The Museum is open every Wednesday from 12 noon to 3 p.m. for use by genealogical researchers. A local genealogist with over forty years of research experience is usually present at these times. The library has the Friends computer data bank of tens of thousands of names of genealogical interest which is available during these hours. This data bank is focused directly on the Town of Rochester and Ulster County families, and is a great research tool referencing sources and connections.
The Museum can be opened by appointment at other times. For more information, please call 845-626-7104
The Little Ones Learning Center (LOLC) is a free early literacy program, with books to lend, operated by the not-for-profit, Friends of Little Ones, Inc. It is the mission of Little Ones to bring the joy of reading to children and to improve literacy in the home. All the recent research on brain development emphasizes the importance of a literacy-rich environment starting at birth for maximum brain development. Early literacy experiences provide a foundation for later success in school. The program is geared for children ages 0-6, but is open to all. Often children who have entered school come back to visit.
Little Ones rents space in the Rochester Reformed Church on Route 209 in Accord.
Three two-hour story times, led by an early childhood specialist, are held weekly. These story times are held on Tuesday, Wednesday and Saturday from 10 AM to Noon. Following story time, which often includes songs, rhymes, puppets and finger stories, fun and relevant hands-on projects support the day’s theme and enhance the understanding of the books which were read. Following craft time, free time is allowed for creative play, interaction of children and adults, and individual reading.

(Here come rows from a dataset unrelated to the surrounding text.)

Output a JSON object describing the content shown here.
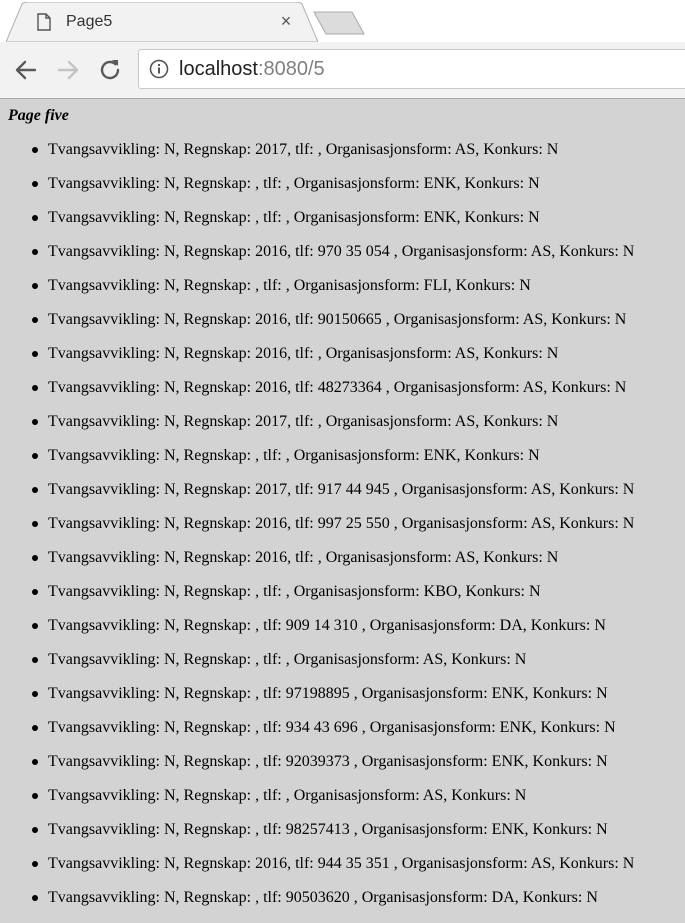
{
  "browser": {
    "tab_title": "Page5",
    "tab_close": "×",
    "url_host": "localhost",
    "url_rest": ":8080/5"
  },
  "page": {
    "title": "Page five",
    "items": [
      "Tvangsavvikling: N, Regnskap: 2017, tlf: , Organisasjonsform: AS, Konkurs: N",
      "Tvangsavvikling: N, Regnskap: , tlf: , Organisasjonsform: ENK, Konkurs: N",
      "Tvangsavvikling: N, Regnskap: , tlf: , Organisasjonsform: ENK, Konkurs: N",
      "Tvangsavvikling: N, Regnskap: 2016, tlf: 970 35 054 , Organisasjonsform: AS, Konkurs: N",
      "Tvangsavvikling: N, Regnskap: , tlf: , Organisasjonsform: FLI, Konkurs: N",
      "Tvangsavvikling: N, Regnskap: 2016, tlf: 90150665 , Organisasjonsform: AS, Konkurs: N",
      "Tvangsavvikling: N, Regnskap: 2016, tlf: , Organisasjonsform: AS, Konkurs: N",
      "Tvangsavvikling: N, Regnskap: 2016, tlf: 48273364 , Organisasjonsform: AS, Konkurs: N",
      "Tvangsavvikling: N, Regnskap: 2017, tlf: , Organisasjonsform: AS, Konkurs: N",
      "Tvangsavvikling: N, Regnskap: , tlf: , Organisasjonsform: ENK, Konkurs: N",
      "Tvangsavvikling: N, Regnskap: 2017, tlf: 917 44 945 , Organisasjonsform: AS, Konkurs: N",
      "Tvangsavvikling: N, Regnskap: 2016, tlf: 997 25 550 , Organisasjonsform: AS, Konkurs: N",
      "Tvangsavvikling: N, Regnskap: 2016, tlf: , Organisasjonsform: AS, Konkurs: N",
      "Tvangsavvikling: N, Regnskap: , tlf: , Organisasjonsform: KBO, Konkurs: N",
      "Tvangsavvikling: N, Regnskap: , tlf: 909 14 310 , Organisasjonsform: DA, Konkurs: N",
      "Tvangsavvikling: N, Regnskap: , tlf: , Organisasjonsform: AS, Konkurs: N",
      "Tvangsavvikling: N, Regnskap: , tlf: 97198895 , Organisasjonsform: ENK, Konkurs: N",
      "Tvangsavvikling: N, Regnskap: , tlf: 934 43 696 , Organisasjonsform: ENK, Konkurs: N",
      "Tvangsavvikling: N, Regnskap: , tlf: 92039373 , Organisasjonsform: ENK, Konkurs: N",
      "Tvangsavvikling: N, Regnskap: , tlf: , Organisasjonsform: AS, Konkurs: N",
      "Tvangsavvikling: N, Regnskap: , tlf: 98257413 , Organisasjonsform: ENK, Konkurs: N",
      "Tvangsavvikling: N, Regnskap: 2016, tlf: 944 35 351 , Organisasjonsform: AS, Konkurs: N",
      "Tvangsavvikling: N, Regnskap: , tlf: 90503620 , Organisasjonsform: DA, Konkurs: N"
    ]
  },
  "icons": {
    "page": "page-icon",
    "back": "back-arrow-icon",
    "forward": "forward-arrow-icon",
    "reload": "reload-icon",
    "info": "info-icon"
  }
}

A most important feature of our program is parent-child interaction, as parents/caregivers are required to stay with their children. A literacy-rich environment that nurtures a close relationship with caring adults is a conduit to interactive reading and creative home activities.
In the last three years, there have been over 3,500 visits to Little Ones. Approximately 3,000 books are available for loan to promote literacy in the home. Over 5,000 books have been circulated in three years. LOLC encourages continuing participation in our program.
The Little Ones Learning Center sponsors four to six special events during the year – some on site and others in the community. These events integrate, extend, and add a new learning dimension to our regular programming. LOLC often partners with other programs or businesses in the area. Two of our favorite special programs are Truck Day on site and Story Time At The Farm. For example, 15 businesses bring their trucks for Truck Day to allow children to climb on and in them. This enhances their understanding of the trucks they see in books and in the community.
The Palentown Schoolhouse Museum (circa 1860)
The Palentown Schoolhouse Museum is located on Palentown Road (off of Route3/Samsonville Road, Kerhonkson). A schoolhouse may have been built on this site, as early as the 1830's. A deed dated 1851 refers to the property as Philip's Meadow and leases it to the common school district #10. According to family members, the present building was constructed by Horace Dymond in the mid 1860s on land donated by the family. In September 1988, the schoolhouse was designated a State and National historic landmark. The 300 pound school bell, still remains in place on the roof. The window shutters replicate the design of a shutter found in the woodshed attic.
A small group has formed to protect and care for this historic treasure.
Open 4th sat. of July (25th) August ( 22nd) and Sept. ( 26th)
* Also by appt. 845-626-7628 or 845-626-4281
We are still trying to locate items of interest to add to our School House Collection
A work detail will be on July 11th
Volunteers are welcome and needed.
For more info. contact Chick Logan 845-626-7628 or 845-626-4281